FIG. 2 is a side elevation of a sliding plate throttle element according to the present invention, taken along the line 2--2 of FIG. 1.
In FIG. 1, an engine having cylinder head 8 is illustrated as having two cylinders. Those skilled in the art will appreciate, in view of this disclosure, that a port throttle system incorporating charge motion control according to the present invention could be employed with multicylinder engines having either in-line, V, or other configurations.
Cylinder head 8, for each of cylinders 10, includes two intake valves 12 and two exhaust valves 14. The present invention could, however, be used with a single intake valve and single or multiple exhaust valves. If a single intake valve were employed with an engine, according to the present invention, it would preferably be positioned such that a dividing wall, which will be described later in this specification, extends along the intake port to almost the center of the intake valve. A cylinder arrangement according to the present invention further includes intake ports 16 for supplying charge to each cylinder, and fuel injectors 18 with one injector being associated with each cylinder. Fuel injector 18 has a divided spray which sprays through window 24 in dividing wall 22. The divided spray feature of injector 18 allows the injector to discharge fuel on both sides of dividing wall 22 without undue wetting of the passages of intake ports 16.
Dividing wall 22 extends upstream, axially along port 16 from the position at which port 16 joins cylinder 10 through a volume of port 16, which is not greater than approximately 70% of the displacement volume of cylinder 10.
A port throttle according to the present invention has a primary element comprising slider 26 which is located, as shown in FIG. 1, within cylinder head 8. Those skilled in the art will appreciate in view of this disclosure, however, that slider 26 could be located within a spacer sandwiched between cylinder head 8 and intake manifold 30, or it could be located entirely within intake manifold 30, were ports 16 to be made sufficiently short so as not to induce too much dead volume between sliding plate 26 and cylinders 10.
FIG. 2 illustrates further details of construction of sliding plate 26 and intake port 16. For each cylinder serviced by intake manifold 30, sliding plate 26 has a window 28 having a cross-sectional configuration which is matched with port 16. Notice from the Figures that port 16 is divided into primary section 16a and secondary section 16b. Because windows 28 are matched closely with port 16, the wide-open throttle operating condition with the present invention is characterized by an absence of any restriction of airflow which would normally be caused by the presence of a throttle shaft and plate within the charge air stream.
FIG. 1 illustrates sliding plate 26 in an idle or part throttle position. When windows 28 are indexed with intake port 16 in this part throttle position, charge air is preferentially directed to primary section 16a of port 16. This asymmetrical direction of charge air into cylinders 10 causes high swirl within the combustion chamber, improving EGR tolerance and combustion stability during low load operating conditions. The small overlap or idle flow position of windows 28 and intake port 16 is also shown in FIG. 2.

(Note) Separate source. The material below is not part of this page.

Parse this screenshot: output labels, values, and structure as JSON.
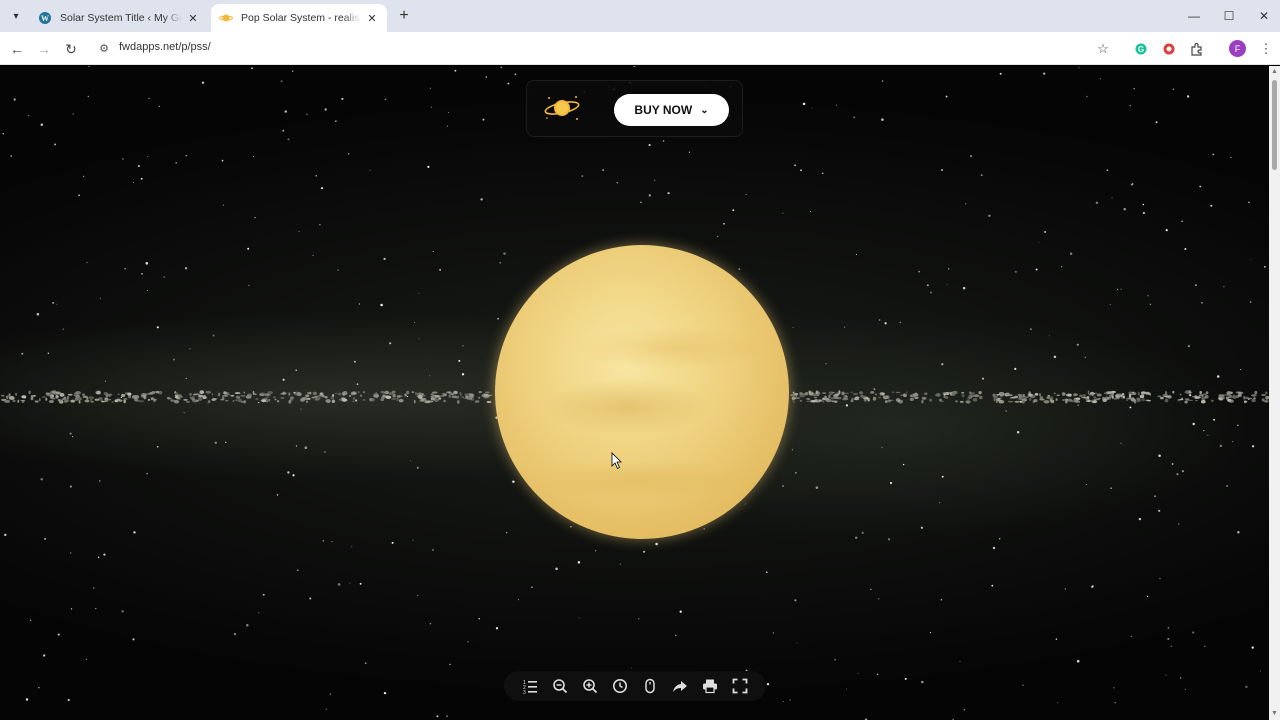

When windows 28 are fully indexed with intake ports 16, i.e., when the engine is at full throttle operation, combustion will occur at a slower rate. This is beneficial because the slower rate will help to avoid combustion harshness.
While the invention has been shown and described in its preferred embodiments, it will be clear to those skilled in the arts to which it pertains that many changes and modifications may be made thereto without departing from the scope of the invention.